All-in-all, the mobile situation (not including Home) seems on the up and up. Its a situation that does not merit a negative trend.

The introduction of Home, and its potential, is a bonus.  Home looks like a marvel in software capability and UI. Solidifying the thesis that Facebook "gets" mobile. (Any analyst or guru who say otherwise is truly not worthy of their position.)

Home will obviously not be for everyone. (Its not for me. I just don't like all my actions being tracked, whether it be by Google or Facebook. This is why iOS is for me.) But Home will be for a lot of Facebook users.  Facebook has about 600-700 million active mobile users.  Of those users, if only 10% are power users (who really don't care about their privacy), and have Android (version that is capable of Home) thats 60-70 million users of Home.

That's 60-70 million users to extract graph information, and provide Ads. (I suspect ads on Home will be worth a high premium.) With this hijacking on Android, Facebook will be in an awesome position to  push Graph search and truly unleash its potential as a local search engine. (As per comScore, Facebook dominates local search on social. No link to this, just a big infograph that is too cluttered with other info, so I will not include it.)

Good stuff Facebook. Today you deserve a fuck-yeah.

Wednesday, April 3, 2013

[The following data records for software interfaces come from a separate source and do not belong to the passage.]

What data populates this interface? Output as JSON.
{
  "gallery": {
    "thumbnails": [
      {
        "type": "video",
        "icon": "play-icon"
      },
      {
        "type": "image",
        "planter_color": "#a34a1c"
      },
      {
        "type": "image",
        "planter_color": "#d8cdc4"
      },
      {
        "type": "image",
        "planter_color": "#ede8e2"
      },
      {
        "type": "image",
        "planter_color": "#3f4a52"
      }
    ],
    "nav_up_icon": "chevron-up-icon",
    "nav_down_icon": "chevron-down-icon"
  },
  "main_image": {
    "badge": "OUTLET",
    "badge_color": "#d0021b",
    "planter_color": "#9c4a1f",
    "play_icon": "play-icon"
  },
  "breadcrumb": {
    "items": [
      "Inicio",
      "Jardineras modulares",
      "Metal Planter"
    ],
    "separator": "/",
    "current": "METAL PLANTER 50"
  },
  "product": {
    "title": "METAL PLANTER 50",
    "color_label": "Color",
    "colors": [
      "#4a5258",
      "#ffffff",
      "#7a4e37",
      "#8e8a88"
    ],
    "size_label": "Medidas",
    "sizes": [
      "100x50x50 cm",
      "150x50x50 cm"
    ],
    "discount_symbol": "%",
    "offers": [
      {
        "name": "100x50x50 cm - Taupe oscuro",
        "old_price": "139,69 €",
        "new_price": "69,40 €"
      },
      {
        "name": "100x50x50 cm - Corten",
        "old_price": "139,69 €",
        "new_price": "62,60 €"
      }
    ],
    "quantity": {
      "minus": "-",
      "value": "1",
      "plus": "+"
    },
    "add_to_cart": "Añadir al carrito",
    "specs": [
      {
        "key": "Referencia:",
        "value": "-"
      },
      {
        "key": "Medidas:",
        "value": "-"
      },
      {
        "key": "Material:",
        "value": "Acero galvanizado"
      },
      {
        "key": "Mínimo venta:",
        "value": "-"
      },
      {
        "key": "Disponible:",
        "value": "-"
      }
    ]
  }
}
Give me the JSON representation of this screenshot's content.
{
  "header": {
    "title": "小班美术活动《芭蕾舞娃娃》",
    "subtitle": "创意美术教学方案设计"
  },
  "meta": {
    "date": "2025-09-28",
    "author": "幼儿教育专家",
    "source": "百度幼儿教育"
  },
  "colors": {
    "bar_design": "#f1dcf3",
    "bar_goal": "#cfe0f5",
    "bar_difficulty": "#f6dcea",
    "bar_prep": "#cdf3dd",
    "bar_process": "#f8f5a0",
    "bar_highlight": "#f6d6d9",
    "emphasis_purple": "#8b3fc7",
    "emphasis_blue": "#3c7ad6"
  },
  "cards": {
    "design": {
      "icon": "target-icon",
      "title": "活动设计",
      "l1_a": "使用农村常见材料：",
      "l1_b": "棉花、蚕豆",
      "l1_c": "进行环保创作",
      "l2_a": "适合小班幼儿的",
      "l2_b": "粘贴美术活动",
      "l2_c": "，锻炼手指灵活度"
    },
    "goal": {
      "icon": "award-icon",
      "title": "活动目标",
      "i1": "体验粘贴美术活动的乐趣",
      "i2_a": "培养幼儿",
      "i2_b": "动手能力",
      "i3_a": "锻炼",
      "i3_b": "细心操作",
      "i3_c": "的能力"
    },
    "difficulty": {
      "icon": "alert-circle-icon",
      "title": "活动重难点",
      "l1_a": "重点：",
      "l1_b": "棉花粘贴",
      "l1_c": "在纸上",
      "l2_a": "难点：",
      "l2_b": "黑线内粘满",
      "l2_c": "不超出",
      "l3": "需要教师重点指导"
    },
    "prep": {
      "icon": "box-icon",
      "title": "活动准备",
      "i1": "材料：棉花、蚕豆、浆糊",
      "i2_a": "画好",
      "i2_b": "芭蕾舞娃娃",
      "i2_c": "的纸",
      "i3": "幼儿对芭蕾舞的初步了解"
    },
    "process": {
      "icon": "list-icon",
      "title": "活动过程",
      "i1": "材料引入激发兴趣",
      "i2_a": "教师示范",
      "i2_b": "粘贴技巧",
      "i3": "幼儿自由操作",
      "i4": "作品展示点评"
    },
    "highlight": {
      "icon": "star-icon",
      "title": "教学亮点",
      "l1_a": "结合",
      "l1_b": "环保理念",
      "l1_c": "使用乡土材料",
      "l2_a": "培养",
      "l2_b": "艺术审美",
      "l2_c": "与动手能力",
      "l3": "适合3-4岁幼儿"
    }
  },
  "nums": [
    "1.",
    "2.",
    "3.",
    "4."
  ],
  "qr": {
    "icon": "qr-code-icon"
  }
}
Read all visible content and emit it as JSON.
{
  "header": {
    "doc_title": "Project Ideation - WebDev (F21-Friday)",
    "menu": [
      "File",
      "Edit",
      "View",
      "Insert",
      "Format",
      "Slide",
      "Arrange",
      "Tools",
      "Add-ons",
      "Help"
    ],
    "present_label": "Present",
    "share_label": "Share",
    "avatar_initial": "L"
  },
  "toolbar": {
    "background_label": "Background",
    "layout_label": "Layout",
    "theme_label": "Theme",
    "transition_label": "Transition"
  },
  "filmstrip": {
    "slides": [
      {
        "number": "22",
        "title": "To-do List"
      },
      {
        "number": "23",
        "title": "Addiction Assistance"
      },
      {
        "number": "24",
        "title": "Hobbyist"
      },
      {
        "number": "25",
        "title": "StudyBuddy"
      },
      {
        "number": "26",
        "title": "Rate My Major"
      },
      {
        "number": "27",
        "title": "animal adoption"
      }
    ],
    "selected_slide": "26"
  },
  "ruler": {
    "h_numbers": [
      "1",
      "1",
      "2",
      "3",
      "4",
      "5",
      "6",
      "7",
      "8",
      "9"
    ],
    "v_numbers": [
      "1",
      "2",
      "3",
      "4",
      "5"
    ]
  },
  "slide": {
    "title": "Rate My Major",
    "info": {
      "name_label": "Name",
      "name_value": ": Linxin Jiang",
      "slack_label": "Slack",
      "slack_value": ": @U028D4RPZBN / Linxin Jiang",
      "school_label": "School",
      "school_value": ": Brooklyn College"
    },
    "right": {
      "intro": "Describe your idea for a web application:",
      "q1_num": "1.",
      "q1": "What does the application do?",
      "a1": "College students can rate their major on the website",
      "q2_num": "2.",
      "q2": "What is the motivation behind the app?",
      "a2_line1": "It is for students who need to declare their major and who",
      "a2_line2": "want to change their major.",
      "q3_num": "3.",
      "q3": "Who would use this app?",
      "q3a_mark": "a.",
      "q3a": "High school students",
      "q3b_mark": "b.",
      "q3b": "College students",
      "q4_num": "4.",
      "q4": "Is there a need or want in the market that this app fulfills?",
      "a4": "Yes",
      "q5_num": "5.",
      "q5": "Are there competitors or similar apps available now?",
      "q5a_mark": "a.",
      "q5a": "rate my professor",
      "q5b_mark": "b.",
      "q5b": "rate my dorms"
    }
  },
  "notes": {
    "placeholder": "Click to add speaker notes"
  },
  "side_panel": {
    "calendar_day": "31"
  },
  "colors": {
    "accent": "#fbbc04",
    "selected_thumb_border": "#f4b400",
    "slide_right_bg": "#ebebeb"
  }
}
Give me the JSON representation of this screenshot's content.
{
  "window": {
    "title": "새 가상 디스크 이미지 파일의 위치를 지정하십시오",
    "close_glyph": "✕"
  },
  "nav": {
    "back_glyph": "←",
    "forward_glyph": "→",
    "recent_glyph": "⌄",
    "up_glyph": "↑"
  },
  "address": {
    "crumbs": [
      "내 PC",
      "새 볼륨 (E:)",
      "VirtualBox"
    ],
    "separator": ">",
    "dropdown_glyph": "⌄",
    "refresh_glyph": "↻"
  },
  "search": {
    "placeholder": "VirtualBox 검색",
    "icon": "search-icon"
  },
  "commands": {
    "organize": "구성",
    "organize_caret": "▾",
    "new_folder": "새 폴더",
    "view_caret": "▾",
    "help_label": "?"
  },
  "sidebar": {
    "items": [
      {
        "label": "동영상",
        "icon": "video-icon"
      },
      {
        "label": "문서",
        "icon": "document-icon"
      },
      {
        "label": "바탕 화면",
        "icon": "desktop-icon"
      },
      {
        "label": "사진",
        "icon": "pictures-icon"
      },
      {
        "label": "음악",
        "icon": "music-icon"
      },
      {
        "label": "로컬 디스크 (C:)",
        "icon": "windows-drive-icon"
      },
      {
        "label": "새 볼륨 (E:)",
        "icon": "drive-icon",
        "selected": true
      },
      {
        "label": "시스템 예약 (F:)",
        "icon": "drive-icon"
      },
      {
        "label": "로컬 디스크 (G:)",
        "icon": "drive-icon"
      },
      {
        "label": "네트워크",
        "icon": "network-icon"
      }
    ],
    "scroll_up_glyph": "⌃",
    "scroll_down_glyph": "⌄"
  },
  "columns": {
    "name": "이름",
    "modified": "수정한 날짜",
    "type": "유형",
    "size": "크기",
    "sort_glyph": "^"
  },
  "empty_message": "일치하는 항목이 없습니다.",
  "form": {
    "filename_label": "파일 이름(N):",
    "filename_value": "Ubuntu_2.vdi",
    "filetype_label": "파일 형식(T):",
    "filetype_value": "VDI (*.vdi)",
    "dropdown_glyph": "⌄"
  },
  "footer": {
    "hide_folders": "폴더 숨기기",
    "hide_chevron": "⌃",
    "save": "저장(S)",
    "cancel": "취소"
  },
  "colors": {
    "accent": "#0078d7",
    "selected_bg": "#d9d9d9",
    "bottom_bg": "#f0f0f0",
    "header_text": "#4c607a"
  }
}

iOS engagement jumps and still dominates $aapl

iOS user interface(UI) is in such dire straits that mobile browsing jumped, and still dominates. (As per NetApplications)

See, the problem Wall Street has is that its filled with a shit load of idiots. All these "idiots" take the idea of others pawn it off as their own and gauge the thesis on the momentum of the stock. (This is why negative and positive cycles emerge.)

In Apple's case, the momentum requires a thesis. And since there are influencers (usually the very techie early adopters who want new things yesterday) say UI needs to change. So the idiots latch to the thesis, and call Apple stale.

Mean while, as the data shows, Apple is far from stale. In fact, their reorg to refine their UI is ahead of the curve. (If it wasnt, the engagement numbers would not be spiking. They would be flat-to-declining.)

Then the talking heads on CNBC latch on to the bullshit sentiment, and literally spew shit.

Market Thought... leaders cracking?

With the market continuing to rise, there was another mixed signal that merit attention.  Some market leaders have been cracking.

The 10 treasury yield is still depressed. If the employment report continues to be solid, that should lead to a treasuries to sell off, and drive money into equities. But if the employment number is not-so-good, the above would be a prelude to pause w/in the equity markets as leadership is dropping.

The extent of any market pause should be minimal. Not expecting a decline greater than 3%. 

Monday, April 1, 2013

Bullshit analyst of the day Glen Yeung

They replaced Mark Mahaney with a tool. His view on Chinese sales are completely asinine.

How the fuck are people like this even allowed to have such a platform to speak, and get paid well for it no less.